Willing To Go To Any Lengths……
Anyone familiar with this phrase will recognise it from the early part of chapter five of the book Alcoholics Anonymous, which sets out the 12 step program which is at the cornerstone of AA’s recovery process.
As with many things in life, context is crucial.
This phrase is used in a very specific context in the book, which really needs to be looked at and read to be properly understood.
The intent behind this phrase, and the whole tone of the book Alcoholics Anonymous is really one of urgency, rather than fundamentalism.
The book was written by the early members of Alcoholics Anonymous.
Many of them were what would be referred to today as street drunks, even though some owned their own homes or had somewhere to live.
It is certainly true that most of them had reached a stage of their lives where they were completely desperate about drinking, and knew they had something that worked.
Chapter five of the book Alcoholics Anonymous is often referred to by its title, How it Works.
This is because this specific chapter begins to spell out in great detail the experience of these early AA members as to what they collectively did in order to get sober and stay sober.

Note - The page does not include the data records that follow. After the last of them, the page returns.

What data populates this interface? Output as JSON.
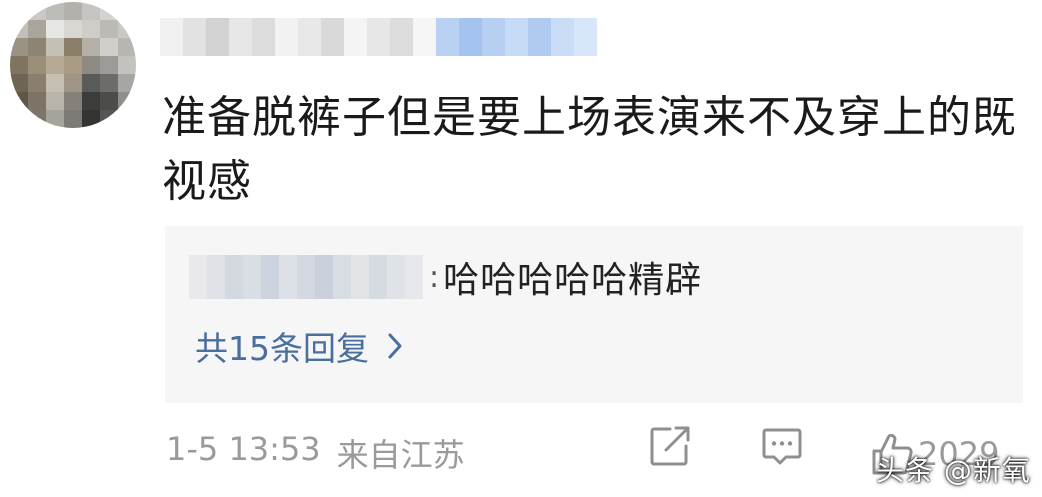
{
  "comment": {
    "content": "准备脱裤子但是要上场表演来不及穿上的既视感",
    "timestamp": "1-5 13:53",
    "location": "来自江苏",
    "like_count": "2029"
  },
  "reply": {
    "separator": ":",
    "text": "哈哈哈哈哈精辟",
    "more_label": "共15条回复"
  },
  "watermark": "头条 @新氧",
  "colors": {
    "link": "#4a6e9e",
    "reply_bg": "#f6f6f6",
    "meta_text": "#9a9a9a",
    "content_text": "#1a1a1a"
  },
  "icons": {
    "share": "share-icon",
    "comment": "comment-icon",
    "like": "thumbs-up-icon",
    "more": "chevron-right-icon"
  }
}
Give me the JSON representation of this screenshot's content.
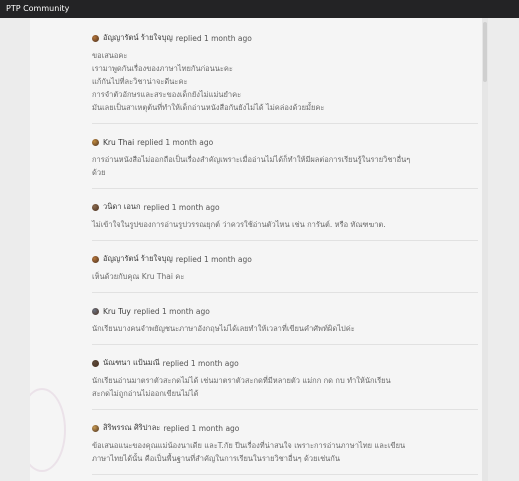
{
  "topbar": {
    "title": "PTP Community"
  },
  "comments": [
    {
      "author": "อัญญารัตน์ ร้ายใจบุญ",
      "meta": "replied 1 month ago",
      "lines": [
        "ขอเสนอคะ",
        "เรามาพูดกันเรื่องของภาษาไทยกันก่อนนะคะ",
        "แก้กันไปที่ละวิชาน่าจะดีนะคะ",
        "การจำตัวอักษรและสระของเด็กยังไม่แม่นยำคะ",
        "มันเลยเป็นสาเหตุต้นที่ทำให้เด็กอ่านหนังสือกันยังไม่ได้ ไม่คล่องด้วยมั้ยคะ"
      ]
    },
    {
      "author": "Kru Thai",
      "meta": "replied 1 month ago",
      "lines": [
        "การอ่านหนังสือไม่ออกถือเป็นเรื่องสำคัญเพราะเมื่ออ่านไม่ได้ก็ทำให้มีผลต่อการเรียนรู้ในรายวิชาอื่นๆ",
        "ด้วย"
      ]
    },
    {
      "author": "วนิดา เอนก",
      "meta": "replied 1 month ago",
      "lines": [
        "ไม่เข้าใจในรูปของการอ่านรูปวรรณยุกต์ ว่าควรใช้อ่านตัวไหน เช่น การันต์. หรือ ทัณฑฆาต."
      ]
    },
    {
      "author": "อัญญารัตน์ ร้ายใจบุญ",
      "meta": "replied 1 month ago",
      "lines": [
        "เห็นด้วยกับคุณ Kru Thai คะ"
      ]
    },
    {
      "author": "Kru Tuy",
      "meta": "replied 1 month ago",
      "lines": [
        "นักเรียนบางคนจำพยัญชนะภาษาอังกฤษไม่ได้เลยทำให้เวลาที่เขียนคำศัพท์ผิดไปค่ะ"
      ]
    },
    {
      "author": "นัณฑนา แป้นมณี",
      "meta": "replied 1 month ago",
      "lines": [
        "นักเรียนอ่านมาตราตัวสะกดไม่ได้ เช่นมาตราตัวสะกดที่มีหลายตัว แม่กก กด กบ ทำให้นักเรียน",
        "สะกดไม่ถูกอ่านไม่ออกเขียนไม่ได้"
      ]
    },
    {
      "author": "สิริพรรณ ศิริปาละ",
      "meta": "replied 1 month ago",
      "lines": [
        "ข้อเสนอแนะของคุณแม่น้องนาเดีย และT.กัย ปีนเรื่องที่น่าสนใจ เพราะการอ่านภาษาไทย และเขียน",
        "ภาษาไทยได้นั้น คือเป็นพื้นฐานที่สำคัญในการเรียนในรายวิชาอื่นๆ ด้วยเช่นกัน"
      ]
    }
  ]
}
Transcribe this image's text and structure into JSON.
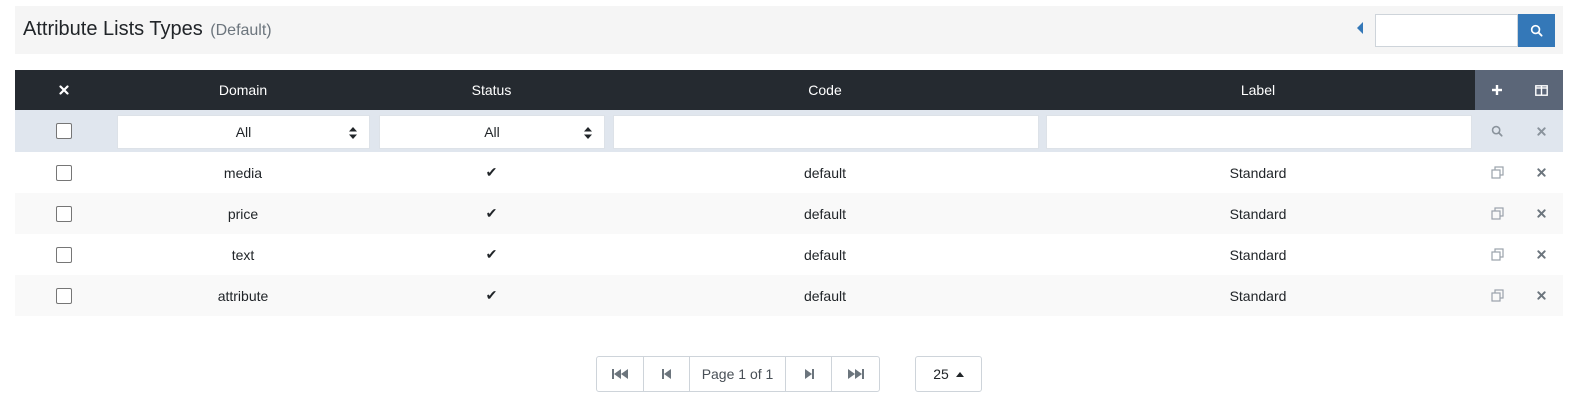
{
  "header": {
    "title": "Attribute Lists Types",
    "subtitle": "(Default)",
    "search_placeholder": ""
  },
  "table": {
    "columns": [
      "Domain",
      "Status",
      "Code",
      "Label"
    ],
    "filters": {
      "domain": "All",
      "status": "All",
      "code": "",
      "label": ""
    },
    "rows": [
      {
        "domain": "media",
        "status": "✔",
        "code": "default",
        "label": "Standard"
      },
      {
        "domain": "price",
        "status": "✔",
        "code": "default",
        "label": "Standard"
      },
      {
        "domain": "text",
        "status": "✔",
        "code": "default",
        "label": "Standard"
      },
      {
        "domain": "attribute",
        "status": "✔",
        "code": "default",
        "label": "Standard"
      }
    ]
  },
  "pagination": {
    "page_label": "Page 1 of 1",
    "page_size": "25"
  },
  "colors": {
    "header_dark": "#252a30",
    "actions_bg": "#5b6678",
    "accent": "#3478b8",
    "filter_bg": "#e0e6ee"
  }
}
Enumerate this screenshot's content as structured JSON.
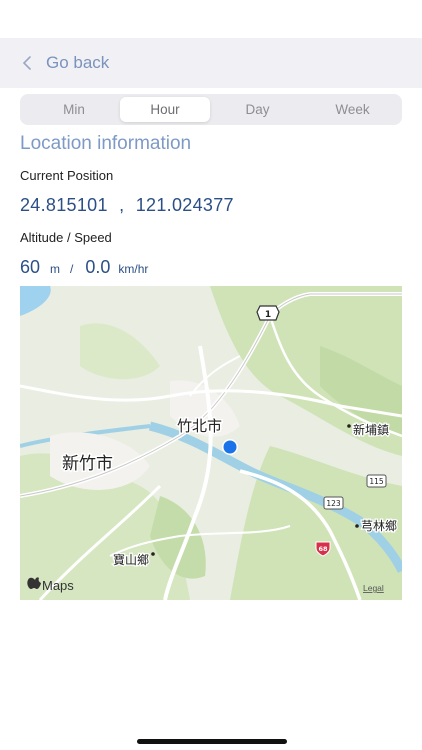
{
  "nav": {
    "back_label": "Go back"
  },
  "segments": [
    "Min",
    "Hour",
    "Day",
    "Week"
  ],
  "selected_segment": "Hour",
  "section_title": "Location information",
  "current_position": {
    "label": "Current Position",
    "latitude": "24.815101",
    "separator": ",",
    "longitude": "121.024377"
  },
  "altitude_speed": {
    "label": "Altitude / Speed",
    "altitude": "60",
    "altitude_unit": "m",
    "separator": "/",
    "speed": "0.0",
    "speed_unit": "km/hr"
  },
  "map": {
    "labels": {
      "zhubei": "竹北市",
      "hsinchu": "新竹市",
      "xinpu": "新埔鎮",
      "qionglin": "芎林鄉",
      "baoshan": "寶山鄉"
    },
    "shields": {
      "r1": "1",
      "r115": "115",
      "r123": "123",
      "r68": "68"
    },
    "attribution": "Maps",
    "legal": "Legal"
  },
  "colors": {
    "accent": "#7d9ac6",
    "value_text": "#2b4f86",
    "location_dot": "#1a73e8"
  }
}
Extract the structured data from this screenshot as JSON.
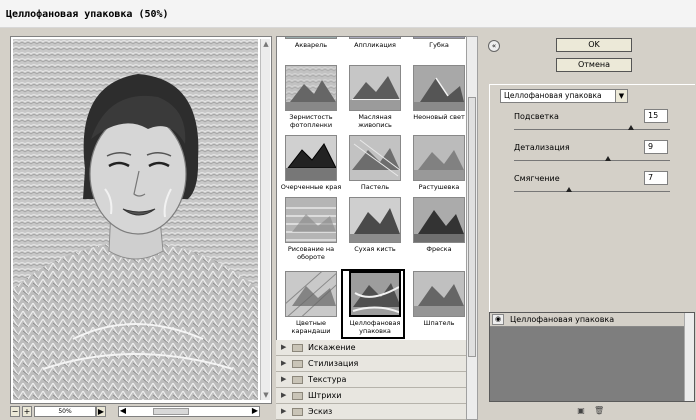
{
  "window": {
    "title": "Целлофановая упаковка (50%)"
  },
  "preview": {
    "zoom": "50%",
    "minus": "−",
    "plus": "+"
  },
  "gallery": {
    "rows": [
      [
        {
          "label": "Акварель"
        },
        {
          "label": "Аппликация"
        },
        {
          "label": "Губка"
        }
      ],
      [
        {
          "label": "Зернистость фотопленки"
        },
        {
          "label": "Масляная живопись"
        },
        {
          "label": "Неоновый свет"
        }
      ],
      [
        {
          "label": "Очерченные края"
        },
        {
          "label": "Пастель"
        },
        {
          "label": "Растушевка"
        }
      ],
      [
        {
          "label": "Рисование на обороте"
        },
        {
          "label": "Сухая кисть"
        },
        {
          "label": "Фреска"
        }
      ],
      [
        {
          "label": "Цветные карандаши"
        },
        {
          "label": "Целлофановая упаковка"
        },
        {
          "label": "Шпатель"
        }
      ]
    ],
    "selected": "Целлофановая упаковка"
  },
  "categories": [
    "Искажение",
    "Стилизация",
    "Текстура",
    "Штрихи",
    "Эскиз"
  ],
  "buttons": {
    "ok": "OK",
    "cancel": "Отмена"
  },
  "filter_select": {
    "value": "Целлофановая упаковка"
  },
  "params": [
    {
      "label": "Подсветка",
      "value": "15",
      "fraction": 0.75
    },
    {
      "label": "Детализация",
      "value": "9",
      "fraction": 0.6
    },
    {
      "label": "Смягчение",
      "value": "7",
      "fraction": 0.35
    }
  ],
  "layers": {
    "items": [
      {
        "name": "Целлофановая упаковка"
      }
    ]
  }
}
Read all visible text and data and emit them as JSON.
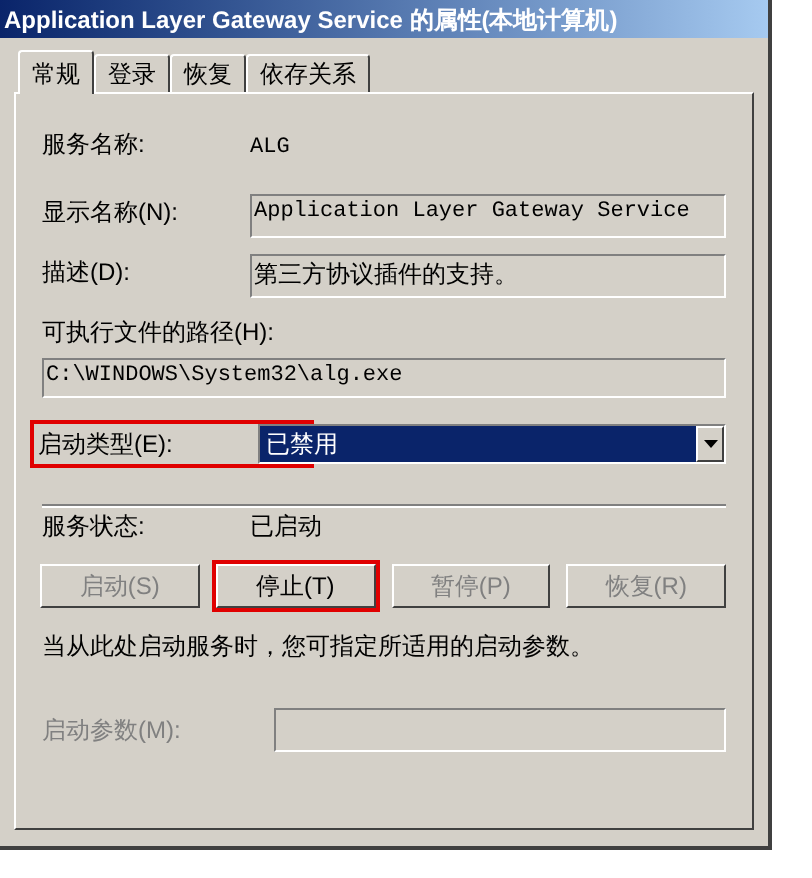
{
  "window": {
    "title": "Application Layer Gateway Service 的属性(本地计算机)"
  },
  "tabs": [
    {
      "label": "常规",
      "selected": true
    },
    {
      "label": "登录",
      "selected": false
    },
    {
      "label": "恢复",
      "selected": false
    },
    {
      "label": "依存关系",
      "selected": false
    }
  ],
  "service_name": {
    "label": "服务名称:",
    "value": "ALG"
  },
  "display_name": {
    "label": "显示名称(N):",
    "value": "Application Layer Gateway Service"
  },
  "description": {
    "label": "描述(D):",
    "value": "第三方协议插件的支持。"
  },
  "executable_path": {
    "label": "可执行文件的路径(H):",
    "value": "C:\\WINDOWS\\System32\\alg.exe"
  },
  "startup_type": {
    "label": "启动类型(E):",
    "value": "已禁用",
    "highlighted": true
  },
  "service_status": {
    "label": "服务状态:",
    "value": "已启动"
  },
  "buttons": [
    {
      "label": "启动(S)",
      "disabled": true,
      "highlighted": false
    },
    {
      "label": "停止(T)",
      "disabled": false,
      "highlighted": true
    },
    {
      "label": "暂停(P)",
      "disabled": true,
      "highlighted": false
    },
    {
      "label": "恢复(R)",
      "disabled": true,
      "highlighted": false
    }
  ],
  "hint": "当从此处启动服务时，您可指定所适用的启动参数。",
  "start_parameters": {
    "label": "启动参数(M):",
    "disabled": true
  }
}
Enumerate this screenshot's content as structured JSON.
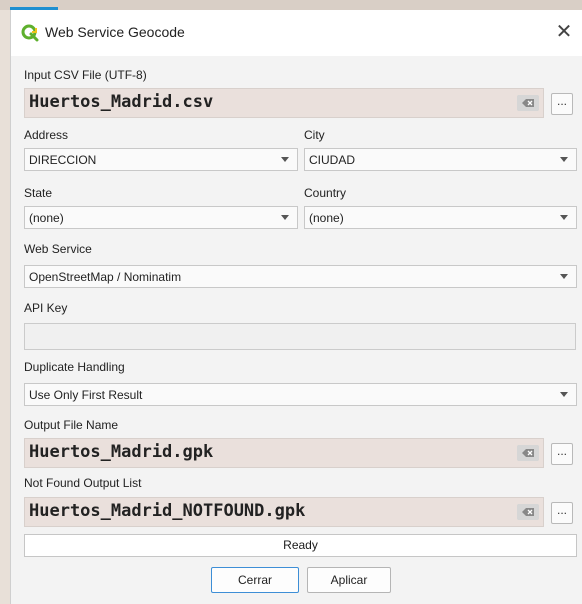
{
  "window": {
    "title": "Web Service Geocode",
    "close_glyph": "✕"
  },
  "input_csv": {
    "label": "Input CSV File (UTF-8)",
    "value": "Huertos_Madrid.csv",
    "browse_label": "..."
  },
  "address": {
    "label": "Address",
    "value": "DIRECCION"
  },
  "city": {
    "label": "City",
    "value": "CIUDAD"
  },
  "state": {
    "label": "State",
    "value": "(none)"
  },
  "country": {
    "label": "Country",
    "value": "(none)"
  },
  "web_service": {
    "label": "Web Service",
    "value": "OpenStreetMap / Nominatim"
  },
  "api_key": {
    "label": "API Key",
    "value": ""
  },
  "duplicate_handling": {
    "label": "Duplicate Handling",
    "value": "Use Only First Result"
  },
  "output_file": {
    "label": "Output File Name",
    "value": "Huertos_Madrid.gpk",
    "browse_label": "..."
  },
  "not_found": {
    "label": "Not Found Output List",
    "value": "Huertos_Madrid_NOTFOUND.gpk",
    "browse_label": "..."
  },
  "status": {
    "text": "Ready"
  },
  "buttons": {
    "close_label": "Cerrar",
    "apply_label": "Aplicar"
  },
  "colors": {
    "qgis_green": "#5eb02d",
    "accent": "#3d8ed6",
    "file_field": "#eae0dc"
  }
}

The principles of the 12 step program can seem fairly daunting to many people, and certainly were to the early members of AA.
Most of them found however that they came to apply them to their lives when they had little or no option in terms of doing anything else.
They felt they were completely beaten in many ways, often referred to in AA as reaching a rock bottom.
The phrase ‘willing to go to any lengths’ should always really be understood not only in the context of how it was written, but in the fact that it applies to the principles of the 12 step program.
The reason this matters and is important, is because the phrase is often used in the reality of daily AA, and AA meetings, almost as a litmus test for peoples approach or commitment to their own recovery.
This type of fundamentalism is actually about forcing people into a position that they may not yet be ready to be in, and distorts the very freedom that AA actually offers.
Process and Experience
The nature of AA is really about experience. The real DNA of Alcoholics Anonymous lies in the value of its experience, collectively written in the book Alcoholics Anonymous and other literature.
This literature gives people the opportunity to access and utilise the whole experience of AA as it is understood today, from when it first started.
The other aspect to this is that people have the individual freedom to use that experience in any way that they feel appropriate or not.
This is an absolute freedom that sadly it’s not always recognised or acknowledged within the reality of daily AA.
Fundamentalism may seem a slightly strong way of describing the pressure that is often put on people who are new to AA, as well as some have been sober for a while, to embrace the AA program in a particular way or manner.
However, the pressure can be very real and is often exerted on people who are in many ways quite vulnerable, by people who have been sober for a while and should know what they are doing.
The nature of fundamentalism is closely linked that of sponsorship within AA.
Sponsorship should be a type of buddy system to help people who are new, or are generally in need of help. Unfortunately, a lot of the time, it is much more hierarchical in nature than a one-on-one buddy system should be, and develops a level of status that distorts the relationship.
This issue of status can often lead to a degree of fundamentalism, sometimes based on good motives, other times motives more to do with power and control than anyone else’s well-being.
It is often in the context of sponsorship that this phrase, willing to go to any lengths is used. A potential sponsor will sometimes ask an individual who has asked them to sponsor them, if they are willing to go to any lengths.
Invariably the individual will say yes, not knowing really what it means. This is then used as a general big stick approach to how the sponsor controls the individual they are sponsoring.
The issue of sponsorship and control is a huge one, and one that needs much thought and correction within AA generally.
It is important however, to make a distinction between the urgency of the message carried in the book Alcoholics Anonymous, and an individual’s use of that message to try and control someone else.